The coronavirus recession has affected not only the pocketbooks of hardworking families, it has also taken a toll on the federal government’s trust funds. We have known for years that major mandatory programs such as Medicare and Social Security were going broke, but assumed the day of reckoning was years off. Now, in a separate report, CBO projected it will come far sooner:
Dedicated revenues, like the payroll tax for Medicare, disability, and Social Security, that pay for trust fund spending will continue to flow so the programs won’t end, but after those dates the funds won’t be able to meet all obligations.
Despite warnings from CBO, the Social Security and Medicare Trustees, and many others, lawmakers have steadfastly refused to take corrective action.
These sobering CBO reports should serve as a timely reminder that lawmakers must consider not only short-term policies, but also whether the federal government is on an affordable or sustainable path in the first place.
While some do not worry about spending or the debt today, they should not be complacent with this year’s unprecedented spending and its impact on our poor fiscal condition. America’s debt-to-GDP increase will likely be the largest among the world’s developed economies this year, and the U.S. is the only country where debt will continue to rise after next year, beyond even the levels in this CBO report.
Push “pause” on another expensive COVID-19 relief bill. Billions in previously authorized funds remain unspent, and state revenues are seeing a healthy revenue resurgence. While interest rates may be low now, adding to today’s level of debt is not sustainable or affordable.
Fix our massive spending problem and reform the biggest spending programs so they are affordable and work better for those who rely on them most.
Get their arms around the debt. While investors flock to the U.S., if we want to be viewed as the safest harbor in uncertain times, we cannot continue unchecked borrowing. The bipartisan TRUST Act that would create bicameral “rescue committees” for each of the major trust funds would be a good place to start.
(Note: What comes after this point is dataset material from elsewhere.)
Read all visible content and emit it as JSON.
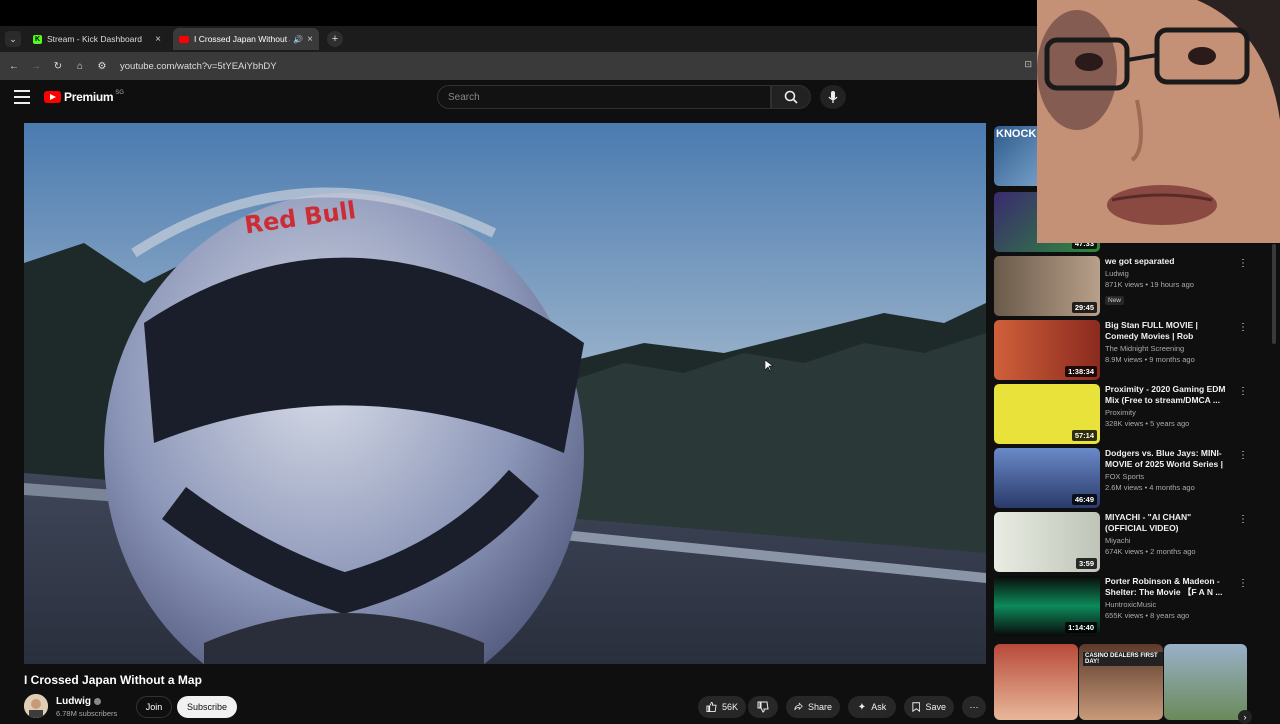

So too would the bipartisan Congressional Budget Reform Act, which would impose spending reforms and rein in the debt.
These reforms would put our country on a more sustainable path and position our economy to recover stronger.